Provided material:
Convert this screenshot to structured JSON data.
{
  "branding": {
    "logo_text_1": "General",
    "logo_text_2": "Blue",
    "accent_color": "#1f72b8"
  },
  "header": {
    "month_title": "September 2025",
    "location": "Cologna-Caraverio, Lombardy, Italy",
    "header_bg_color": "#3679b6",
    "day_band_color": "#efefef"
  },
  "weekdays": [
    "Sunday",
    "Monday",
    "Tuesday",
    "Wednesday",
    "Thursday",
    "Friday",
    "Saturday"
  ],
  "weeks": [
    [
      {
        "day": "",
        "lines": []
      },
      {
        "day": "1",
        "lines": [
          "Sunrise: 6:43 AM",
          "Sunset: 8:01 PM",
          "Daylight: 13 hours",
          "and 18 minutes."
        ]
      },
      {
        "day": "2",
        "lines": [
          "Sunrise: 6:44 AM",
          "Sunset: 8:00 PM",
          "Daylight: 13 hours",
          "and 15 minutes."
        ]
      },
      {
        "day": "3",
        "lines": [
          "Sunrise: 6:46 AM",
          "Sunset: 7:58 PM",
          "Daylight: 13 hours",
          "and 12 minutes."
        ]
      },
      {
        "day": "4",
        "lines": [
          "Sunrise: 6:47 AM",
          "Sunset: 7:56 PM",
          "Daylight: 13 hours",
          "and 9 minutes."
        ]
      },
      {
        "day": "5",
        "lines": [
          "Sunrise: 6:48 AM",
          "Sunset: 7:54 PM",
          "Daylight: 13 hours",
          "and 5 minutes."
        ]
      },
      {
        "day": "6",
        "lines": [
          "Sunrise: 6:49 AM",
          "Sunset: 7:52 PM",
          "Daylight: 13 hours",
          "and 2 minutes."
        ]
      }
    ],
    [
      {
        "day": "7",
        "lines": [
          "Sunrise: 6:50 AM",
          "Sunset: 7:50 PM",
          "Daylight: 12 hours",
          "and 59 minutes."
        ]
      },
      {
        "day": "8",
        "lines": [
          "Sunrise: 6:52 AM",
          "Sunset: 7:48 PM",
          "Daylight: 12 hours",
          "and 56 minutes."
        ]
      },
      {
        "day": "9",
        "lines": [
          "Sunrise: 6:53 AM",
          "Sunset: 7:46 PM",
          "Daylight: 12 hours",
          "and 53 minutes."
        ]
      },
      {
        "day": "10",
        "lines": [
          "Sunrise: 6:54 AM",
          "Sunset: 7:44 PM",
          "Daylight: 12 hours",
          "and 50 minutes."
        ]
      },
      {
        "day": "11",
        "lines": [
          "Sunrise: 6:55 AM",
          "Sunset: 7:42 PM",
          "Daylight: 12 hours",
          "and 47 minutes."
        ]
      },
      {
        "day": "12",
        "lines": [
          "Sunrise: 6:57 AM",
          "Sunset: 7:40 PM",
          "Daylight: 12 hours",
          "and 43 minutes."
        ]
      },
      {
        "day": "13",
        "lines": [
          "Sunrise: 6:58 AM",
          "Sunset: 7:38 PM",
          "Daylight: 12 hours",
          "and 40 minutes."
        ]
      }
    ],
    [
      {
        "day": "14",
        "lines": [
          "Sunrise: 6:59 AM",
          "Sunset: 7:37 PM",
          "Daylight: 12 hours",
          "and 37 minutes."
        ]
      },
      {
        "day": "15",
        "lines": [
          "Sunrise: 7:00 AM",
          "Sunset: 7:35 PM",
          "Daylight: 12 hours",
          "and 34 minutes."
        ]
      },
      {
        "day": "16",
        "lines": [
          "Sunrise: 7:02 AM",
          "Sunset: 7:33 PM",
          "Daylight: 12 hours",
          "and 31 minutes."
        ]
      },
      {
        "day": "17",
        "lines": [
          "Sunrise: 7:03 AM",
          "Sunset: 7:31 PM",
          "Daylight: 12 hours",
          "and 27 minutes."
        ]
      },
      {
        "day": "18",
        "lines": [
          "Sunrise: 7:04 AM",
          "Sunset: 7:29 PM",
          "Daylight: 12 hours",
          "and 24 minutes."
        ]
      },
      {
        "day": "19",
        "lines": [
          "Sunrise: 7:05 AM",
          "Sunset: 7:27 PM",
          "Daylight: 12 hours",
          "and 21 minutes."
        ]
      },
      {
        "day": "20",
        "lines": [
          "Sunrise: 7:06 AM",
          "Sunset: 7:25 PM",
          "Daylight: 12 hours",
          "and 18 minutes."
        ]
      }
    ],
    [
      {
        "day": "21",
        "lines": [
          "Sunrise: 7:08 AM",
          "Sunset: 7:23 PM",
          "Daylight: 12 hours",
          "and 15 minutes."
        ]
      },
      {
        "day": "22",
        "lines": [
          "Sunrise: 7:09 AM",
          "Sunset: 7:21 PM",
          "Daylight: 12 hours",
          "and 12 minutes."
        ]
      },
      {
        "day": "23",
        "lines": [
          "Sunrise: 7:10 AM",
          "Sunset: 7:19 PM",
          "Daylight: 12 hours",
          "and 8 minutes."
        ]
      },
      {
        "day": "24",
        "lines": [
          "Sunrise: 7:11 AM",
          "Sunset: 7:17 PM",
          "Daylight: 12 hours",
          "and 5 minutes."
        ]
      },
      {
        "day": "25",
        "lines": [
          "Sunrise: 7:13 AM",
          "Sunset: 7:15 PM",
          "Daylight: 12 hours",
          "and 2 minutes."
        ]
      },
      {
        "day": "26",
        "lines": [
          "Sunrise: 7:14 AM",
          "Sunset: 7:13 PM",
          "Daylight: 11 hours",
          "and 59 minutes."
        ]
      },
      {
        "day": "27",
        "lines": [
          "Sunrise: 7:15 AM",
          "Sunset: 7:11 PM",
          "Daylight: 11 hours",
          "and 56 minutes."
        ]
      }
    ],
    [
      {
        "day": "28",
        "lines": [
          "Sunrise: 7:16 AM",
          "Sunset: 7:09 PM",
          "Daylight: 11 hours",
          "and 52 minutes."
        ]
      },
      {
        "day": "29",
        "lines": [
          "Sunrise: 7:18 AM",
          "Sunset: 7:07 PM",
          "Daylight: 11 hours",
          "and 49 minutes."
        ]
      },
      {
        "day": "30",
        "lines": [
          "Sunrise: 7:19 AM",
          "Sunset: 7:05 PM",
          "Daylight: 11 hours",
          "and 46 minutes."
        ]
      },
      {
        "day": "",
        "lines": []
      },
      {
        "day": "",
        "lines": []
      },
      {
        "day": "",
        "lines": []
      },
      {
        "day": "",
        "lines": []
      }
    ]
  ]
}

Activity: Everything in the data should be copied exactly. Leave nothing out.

Answer to the exercise:
Convert this screenshot to structured JSON data.
{
  "branding": {
    "logo_text_1": "General",
    "logo_text_2": "Blue",
    "accent_color": "#1f72b8"
  },
  "header": {
    "month_title": "September 2025",
    "location": "Cologna-Caraverio, Lombardy, Italy",
    "header_bg_color": "#3679b6",
    "day_band_color": "#efefef"
  },
  "weekdays": [
    "Sunday",
    "Monday",
    "Tuesday",
    "Wednesday",
    "Thursday",
    "Friday",
    "Saturday"
  ],
  "weeks": [
    [
      {
        "day": "",
        "lines": []
      },
      {
        "day": "1",
        "lines": [
          "Sunrise: 6:43 AM",
          "Sunset: 8:01 PM",
          "Daylight: 13 hours",
          "and 18 minutes."
        ]
      },
      {
        "day": "2",
        "lines": [
          "Sunrise: 6:44 AM",
          "Sunset: 8:00 PM",
          "Daylight: 13 hours",
          "and 15 minutes."
        ]
      },
      {
        "day": "3",
        "lines": [
          "Sunrise: 6:46 AM",
          "Sunset: 7:58 PM",
          "Daylight: 13 hours",
          "and 12 minutes."
        ]
      },
      {
        "day": "4",
        "lines": [
          "Sunrise: 6:47 AM",
          "Sunset: 7:56 PM",
          "Daylight: 13 hours",
          "and 9 minutes."
        ]
      },
      {
        "day": "5",
        "lines": [
          "Sunrise: 6:48 AM",
          "Sunset: 7:54 PM",
          "Daylight: 13 hours",
          "and 5 minutes."
        ]
      },
      {
        "day": "6",
        "lines": [
          "Sunrise: 6:49 AM",
          "Sunset: 7:52 PM",
          "Daylight: 13 hours",
          "and 2 minutes."
        ]
      }
    ],
    [
      {
        "day": "7",
        "lines": [
          "Sunrise: 6:50 AM",
          "Sunset: 7:50 PM",
          "Daylight: 12 hours",
          "and 59 minutes."
        ]
      },
      {
        "day": "8",
        "lines": [
          "Sunrise: 6:52 AM",
          "Sunset: 7:48 PM",
          "Daylight: 12 hours",
          "and 56 minutes."
        ]
      },
      {
        "day": "9",
        "lines": [
          "Sunrise: 6:53 AM",
          "Sunset: 7:46 PM",
          "Daylight: 12 hours",
          "and 53 minutes."
        ]
      },
      {
        "day": "10",
        "lines": [
          "Sunrise: 6:54 AM",
          "Sunset: 7:44 PM",
          "Daylight: 12 hours",
          "and 50 minutes."
        ]
      },
      {
        "day": "11",
        "lines": [
          "Sunrise: 6:55 AM",
          "Sunset: 7:42 PM",
          "Daylight: 12 hours",
          "and 47 minutes."
        ]
      },
      {
        "day": "12",
        "lines": [
          "Sunrise: 6:57 AM",
          "Sunset: 7:40 PM",
          "Daylight: 12 hours",
          "and 43 minutes."
        ]
      },
      {
        "day": "13",
        "lines": [
          "Sunrise: 6:58 AM",
          "Sunset: 7:38 PM",
          "Daylight: 12 hours",
          "and 40 minutes."
        ]
      }
    ],
    [
      {
        "day": "14",
        "lines": [
          "Sunrise: 6:59 AM",
          "Sunset: 7:37 PM",
          "Daylight: 12 hours",
          "and 37 minutes."
        ]
      },
      {
        "day": "15",
        "lines": [
          "Sunrise: 7:00 AM",
          "Sunset: 7:35 PM",
          "Daylight: 12 hours",
          "and 34 minutes."
        ]
      },
      {
        "day": "16",
        "lines": [
          "Sunrise: 7:02 AM",
          "Sunset: 7:33 PM",
          "Daylight: 12 hours",
          "and 31 minutes."
        ]
      },
      {
        "day": "17",
        "lines": [
          "Sunrise: 7:03 AM",
          "Sunset: 7:31 PM",
          "Daylight: 12 hours",
          "and 27 minutes."
        ]
      },
      {
        "day": "18",
        "lines": [
          "Sunrise: 7:04 AM",
          "Sunset: 7:29 PM",
          "Daylight: 12 hours",
          "and 24 minutes."
        ]
      },
      {
        "day": "19",
        "lines": [
          "Sunrise: 7:05 AM",
          "Sunset: 7:27 PM",
          "Daylight: 12 hours",
          "and 21 minutes."
        ]
      },
      {
        "day": "20",
        "lines": [
          "Sunrise: 7:06 AM",
          "Sunset: 7:25 PM",
          "Daylight: 12 hours",
          "and 18 minutes."
        ]
      }
    ],
    [
      {
        "day": "21",
        "lines": [
          "Sunrise: 7:08 AM",
          "Sunset: 7:23 PM",
          "Daylight: 12 hours",
          "and 15 minutes."
        ]
      },
      {
        "day": "22",
        "lines": [
          "Sunrise: 7:09 AM",
          "Sunset: 7:21 PM",
          "Daylight: 12 hours",
          "and 12 minutes."
        ]
      },
      {
        "day": "23",
        "lines": [
          "Sunrise: 7:10 AM",
          "Sunset: 7:19 PM",
          "Daylight: 12 hours",
          "and 8 minutes."
        ]
      },
      {
        "day": "24",
        "lines": [
          "Sunrise: 7:11 AM",
          "Sunset: 7:17 PM",
          "Daylight: 12 hours",
          "and 5 minutes."
        ]
      },
      {
        "day": "25",
        "lines": [
          "Sunrise: 7:13 AM",
          "Sunset: 7:15 PM",
          "Daylight: 12 hours",
          "and 2 minutes."
        ]
      },
      {
        "day": "26",
        "lines": [
          "Sunrise: 7:14 AM",
          "Sunset: 7:13 PM",
          "Daylight: 11 hours",
          "and 59 minutes."
        ]
      },
      {
        "day": "27",
        "lines": [
          "Sunrise: 7:15 AM",
          "Sunset: 7:11 PM",
          "Daylight: 11 hours",
          "and 56 minutes."
        ]
      }
    ],
    [
      {
        "day": "28",
        "lines": [
          "Sunrise: 7:16 AM",
          "Sunset: 7:09 PM",
          "Daylight: 11 hours",
          "and 52 minutes."
        ]
      },
      {
        "day": "29",
        "lines": [
          "Sunrise: 7:18 AM",
          "Sunset: 7:07 PM",
          "Daylight: 11 hours",
          "and 49 minutes."
        ]
      },
      {
        "day": "30",
        "lines": [
          "Sunrise: 7:19 AM",
          "Sunset: 7:05 PM",
          "Daylight: 11 hours",
          "and 46 minutes."
        ]
      },
      {
        "day": "",
        "lines": []
      },
      {
        "day": "",
        "lines": []
      },
      {
        "day": "",
        "lines": []
      },
      {
        "day": "",
        "lines": []
      }
    ]
  ]
}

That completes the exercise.